Government officials as well as representatives of international organisations and civil society are meeting at the Federal Foreign Office in Berlin on 24 June at the invitation of Foreign Minister Baerbock, Development Minister Schulze and Minister of Food and Agriculture Özdemir. Just prior to the G7 Summit in Elmau, this conference is placing the issue of food security at the top of the international agenda and creating a forum for joint debate with the Global South on possible solutions.
What’s behind the sharp increase in hunger around the world

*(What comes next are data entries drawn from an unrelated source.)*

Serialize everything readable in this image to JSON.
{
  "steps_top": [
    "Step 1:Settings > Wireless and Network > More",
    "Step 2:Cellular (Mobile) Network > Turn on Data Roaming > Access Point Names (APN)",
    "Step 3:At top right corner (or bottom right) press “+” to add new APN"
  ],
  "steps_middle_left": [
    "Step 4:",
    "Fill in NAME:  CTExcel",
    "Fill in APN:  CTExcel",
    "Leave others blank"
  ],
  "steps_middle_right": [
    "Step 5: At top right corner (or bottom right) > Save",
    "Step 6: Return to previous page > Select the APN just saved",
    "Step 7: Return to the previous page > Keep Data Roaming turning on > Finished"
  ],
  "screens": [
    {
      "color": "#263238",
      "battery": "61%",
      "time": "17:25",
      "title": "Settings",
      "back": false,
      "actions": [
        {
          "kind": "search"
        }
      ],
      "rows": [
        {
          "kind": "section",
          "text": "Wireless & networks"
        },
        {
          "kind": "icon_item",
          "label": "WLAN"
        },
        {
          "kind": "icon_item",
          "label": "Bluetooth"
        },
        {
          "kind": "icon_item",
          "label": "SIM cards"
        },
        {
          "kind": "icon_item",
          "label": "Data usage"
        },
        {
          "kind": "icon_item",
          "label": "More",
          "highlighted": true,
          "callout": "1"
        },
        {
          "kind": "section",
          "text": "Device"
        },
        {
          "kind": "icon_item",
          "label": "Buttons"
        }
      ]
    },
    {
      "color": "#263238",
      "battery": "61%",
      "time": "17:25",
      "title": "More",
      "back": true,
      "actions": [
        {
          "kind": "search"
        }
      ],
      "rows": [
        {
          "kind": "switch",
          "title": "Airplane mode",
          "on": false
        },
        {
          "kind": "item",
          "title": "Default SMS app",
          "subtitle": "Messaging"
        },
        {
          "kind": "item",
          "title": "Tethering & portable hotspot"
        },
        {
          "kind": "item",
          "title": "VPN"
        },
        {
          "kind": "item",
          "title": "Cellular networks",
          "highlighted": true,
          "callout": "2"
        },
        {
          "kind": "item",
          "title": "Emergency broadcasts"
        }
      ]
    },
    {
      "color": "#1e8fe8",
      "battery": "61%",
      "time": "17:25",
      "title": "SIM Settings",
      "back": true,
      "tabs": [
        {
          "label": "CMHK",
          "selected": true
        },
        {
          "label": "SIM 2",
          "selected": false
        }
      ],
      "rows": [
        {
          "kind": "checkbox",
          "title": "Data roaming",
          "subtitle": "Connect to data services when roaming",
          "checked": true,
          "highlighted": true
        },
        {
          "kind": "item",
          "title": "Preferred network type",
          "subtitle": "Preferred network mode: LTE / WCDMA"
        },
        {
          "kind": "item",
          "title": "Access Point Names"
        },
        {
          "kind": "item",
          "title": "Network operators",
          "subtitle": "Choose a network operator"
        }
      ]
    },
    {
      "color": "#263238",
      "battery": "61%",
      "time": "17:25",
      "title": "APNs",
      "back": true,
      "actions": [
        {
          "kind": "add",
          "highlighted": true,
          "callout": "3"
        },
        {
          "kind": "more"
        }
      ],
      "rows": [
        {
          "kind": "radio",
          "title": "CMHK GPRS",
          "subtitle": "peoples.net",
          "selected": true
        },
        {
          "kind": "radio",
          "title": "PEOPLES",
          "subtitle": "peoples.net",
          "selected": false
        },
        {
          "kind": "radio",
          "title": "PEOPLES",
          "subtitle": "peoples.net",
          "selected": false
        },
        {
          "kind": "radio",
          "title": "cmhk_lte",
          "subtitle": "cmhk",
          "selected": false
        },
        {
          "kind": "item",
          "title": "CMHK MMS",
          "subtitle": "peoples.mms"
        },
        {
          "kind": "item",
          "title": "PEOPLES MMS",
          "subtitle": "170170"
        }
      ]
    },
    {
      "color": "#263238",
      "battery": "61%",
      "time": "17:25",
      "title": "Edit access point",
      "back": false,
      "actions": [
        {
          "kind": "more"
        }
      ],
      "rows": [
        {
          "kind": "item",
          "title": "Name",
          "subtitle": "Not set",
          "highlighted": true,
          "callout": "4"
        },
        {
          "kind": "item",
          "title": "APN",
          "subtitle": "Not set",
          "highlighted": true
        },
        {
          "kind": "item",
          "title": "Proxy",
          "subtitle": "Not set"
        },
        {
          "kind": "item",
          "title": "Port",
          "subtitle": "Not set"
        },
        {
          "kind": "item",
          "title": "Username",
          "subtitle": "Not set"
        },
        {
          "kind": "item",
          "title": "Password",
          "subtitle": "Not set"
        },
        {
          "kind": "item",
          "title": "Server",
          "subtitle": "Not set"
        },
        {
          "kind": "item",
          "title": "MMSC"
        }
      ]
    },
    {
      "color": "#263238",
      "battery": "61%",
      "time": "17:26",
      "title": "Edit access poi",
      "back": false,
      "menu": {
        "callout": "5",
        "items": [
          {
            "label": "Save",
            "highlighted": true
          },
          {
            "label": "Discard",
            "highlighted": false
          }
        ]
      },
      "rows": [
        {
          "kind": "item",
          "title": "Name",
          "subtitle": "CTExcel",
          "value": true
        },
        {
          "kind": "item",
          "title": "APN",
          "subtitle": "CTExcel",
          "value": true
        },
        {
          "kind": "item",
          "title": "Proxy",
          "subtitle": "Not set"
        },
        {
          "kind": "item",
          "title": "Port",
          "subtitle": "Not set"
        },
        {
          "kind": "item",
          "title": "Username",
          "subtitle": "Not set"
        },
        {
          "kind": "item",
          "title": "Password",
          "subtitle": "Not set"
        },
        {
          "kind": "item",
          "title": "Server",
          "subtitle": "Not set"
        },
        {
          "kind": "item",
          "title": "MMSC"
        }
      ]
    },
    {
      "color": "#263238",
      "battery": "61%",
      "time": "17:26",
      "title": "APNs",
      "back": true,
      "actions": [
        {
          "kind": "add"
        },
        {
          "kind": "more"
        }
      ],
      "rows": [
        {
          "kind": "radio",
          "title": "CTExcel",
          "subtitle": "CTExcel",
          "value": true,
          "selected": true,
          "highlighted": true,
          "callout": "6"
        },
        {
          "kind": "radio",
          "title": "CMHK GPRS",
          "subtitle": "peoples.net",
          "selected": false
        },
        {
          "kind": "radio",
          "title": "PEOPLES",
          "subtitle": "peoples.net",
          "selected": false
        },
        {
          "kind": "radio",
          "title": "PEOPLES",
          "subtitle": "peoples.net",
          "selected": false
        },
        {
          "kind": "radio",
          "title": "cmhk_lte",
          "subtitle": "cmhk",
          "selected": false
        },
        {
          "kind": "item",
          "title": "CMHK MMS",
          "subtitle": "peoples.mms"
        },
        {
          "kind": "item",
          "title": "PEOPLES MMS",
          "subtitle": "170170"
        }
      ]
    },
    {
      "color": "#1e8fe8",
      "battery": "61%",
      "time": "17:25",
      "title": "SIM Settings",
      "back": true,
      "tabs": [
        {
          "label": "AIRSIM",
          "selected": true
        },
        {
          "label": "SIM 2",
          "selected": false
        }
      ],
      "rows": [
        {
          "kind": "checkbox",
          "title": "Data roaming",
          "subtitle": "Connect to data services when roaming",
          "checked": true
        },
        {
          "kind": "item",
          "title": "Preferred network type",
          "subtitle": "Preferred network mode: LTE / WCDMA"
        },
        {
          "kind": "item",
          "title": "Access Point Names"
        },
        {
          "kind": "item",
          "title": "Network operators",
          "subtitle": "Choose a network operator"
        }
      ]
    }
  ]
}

Even before the Russian war against Ukraine, droughts, the effects of climate change, supply chains disrupted by the COVID-19 pandemic, and armed conflicts were causing supply shocks to global grain markets. However, Russia’s attack on the country has now dramatically worsened the situation. Ukraine was one of the primary suppliers to many countries in the Global South, as well as to large international relief organisations. Now, destroyed infrastructure, blocked ports and lost crops are leading to supply shortages. Russia – itself a major grain exporter – has lowered its own exports.
As a result, store shelves are remaining empty, prices are shooting up, many people can no longer afford to buy essential staples, and emergency rations are dwindling. The UN World Food Programme (WFP) has said that 345 million people currently do not have enough to eat. This is more than four times the population of Germany.
With its targeted attacks on Ukraine’s granaries, Russia is using food as a weapon. Russian propaganda is disseminating cynical disinformation, attempting to both destabilise and divide the international community. One of the obviously untrue statements is that international sanctions, as opposed to the war, are the cause of people’s suffering. The fact is that no sanctions have been imposed on the export of food. Russia could improve the situation overnight – if it wished to do so.
What Germany is doing to fight hunger around the world
Germany has been engaged for many years in the fight against global hunger. For example, it has strengthened food systems and is the world’s second-largest donor of humanitarian food assistance. Currently, Germany has a special international responsibility, as the German Government holds the Presidency of the G7. In this capacity, it is supporting the efforts of the UN Secretary-General and has launched the Global Alliance for Food Security. This year, Germany will invest some 4 billion euro in humanitarian assistance and resilient food systems.